Bhagavad Gita Chapter 10, Text 21

Bg 10.21

adityanam aham visnur
jyotisam ravir amsuman
maricir marutam asmi
naksatranam aham sasi

Word for word: 
adityanam — of the Adityas; aham — I am; visnuh — the Supreme Lord; jyotisam — of all luminaries; ravih — the sun; amsu-man — radiant; maricih — Marici; marutam — of the Maruts; asmi — I am; naksatranam — of the stars; aham — I am; sasi — the moon.

Translation by His Divine Grace A. C. Bhaktivedanta Swami Srila Prabhupada:
Of the Adityas I am Visnu, of lights I am the radiant sun, of the Maruts I am Marici, and among the stars I am the moon.

Purport by His Divine Grace A. C. Bhaktivedanta Swami Srila Prabhupada:
There are twelve Adityas, of which Krishna is the principal. Among all the luminaries shining in the sky, the sun is the chief, and in the Brahma-samhita the sun is accepted as the glowing eye of the Supreme Lord. There are fifty varieties of wind blowing in space, and of these winds the controlling deity, Marici, represents Krishna.

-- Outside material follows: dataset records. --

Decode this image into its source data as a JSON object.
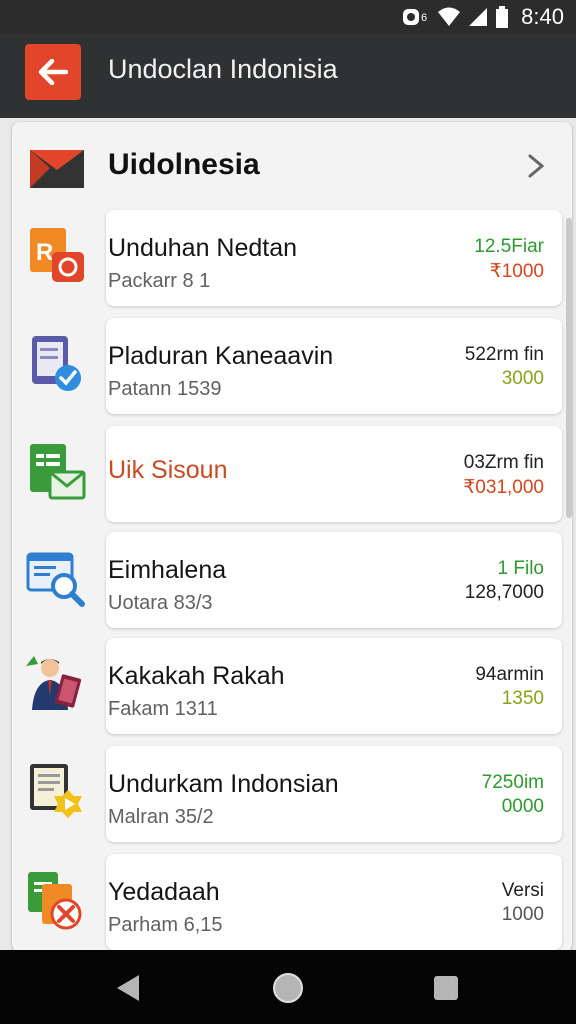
{
  "status_bar": {
    "time": "8:40"
  },
  "app_bar": {
    "title": "Undoclan Indonisia"
  },
  "panel": {
    "title": "Uidolnesia"
  },
  "items": [
    {
      "title": "Unduhan Nedtan",
      "subtitle": "Packarr 8 1",
      "meta1": "12.5Fiar",
      "meta2": "₹1000",
      "meta1_color": "#2e9a2e",
      "meta2_color": "#d2461f",
      "title_color": "#151515",
      "icon": "image-document-icon"
    },
    {
      "title": "Pladuran Kaneaavin",
      "subtitle": "Patann 1539",
      "meta1": "522rm fin",
      "meta2": "3000",
      "meta1_color": "#222222",
      "meta2_color": "#8da11a",
      "title_color": "#151515",
      "icon": "tablet-check-icon"
    },
    {
      "title": "Uik Sisoun",
      "subtitle": "",
      "meta1": "03Zrm fin",
      "meta2": "₹031,000",
      "meta1_color": "#222222",
      "meta2_color": "#d2461f",
      "title_color": "#c84a22",
      "icon": "spreadsheet-mail-icon"
    },
    {
      "title": "Eimhalena",
      "subtitle": "Uotara 83/3",
      "meta1": "1 Filo",
      "meta2": "128,7000",
      "meta1_color": "#2e9a2e",
      "meta2_color": "#222222",
      "title_color": "#151515",
      "icon": "document-search-icon"
    },
    {
      "title": "Kakakah Rakah",
      "subtitle": "Fakam 1311",
      "meta1": "94armin",
      "meta2": "1350",
      "meta1_color": "#222222",
      "meta2_color": "#8da11a",
      "title_color": "#151515",
      "icon": "businessman-icon"
    },
    {
      "title": "Undurkam Indonsian",
      "subtitle": "Malran 35/2",
      "meta1": "7250im",
      "meta2": "0000",
      "meta1_color": "#2e9a2e",
      "meta2_color": "#2e9a2e",
      "title_color": "#151515",
      "icon": "document-play-icon"
    },
    {
      "title": "Yedadaah",
      "subtitle": "Parham 6,15",
      "meta1": "Versi",
      "meta2": "1000",
      "meta1_color": "#222222",
      "meta2_color": "#555555",
      "title_color": "#151515",
      "icon": "files-badge-icon"
    }
  ],
  "colors": {
    "accent": "#e1462a",
    "appbar": "#2f3133",
    "navbar": "#050505"
  }
}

Among the stars, the moon is the most prominent at night, and thus the moon represents Krishna. It appears from this verse that the moon is one of the stars; therefore the stars that twinkle in the sky also reflect the light of the sun. The theory that there are many suns within the universe is not accepted by Vedic literature. The sun is one, and as by the reflection of the sun the moon illuminates, so also do the stars. Since Bhagavad-gita indicates herein that the moon is one of the stars, the twinkling stars are not suns but are similar to the moon.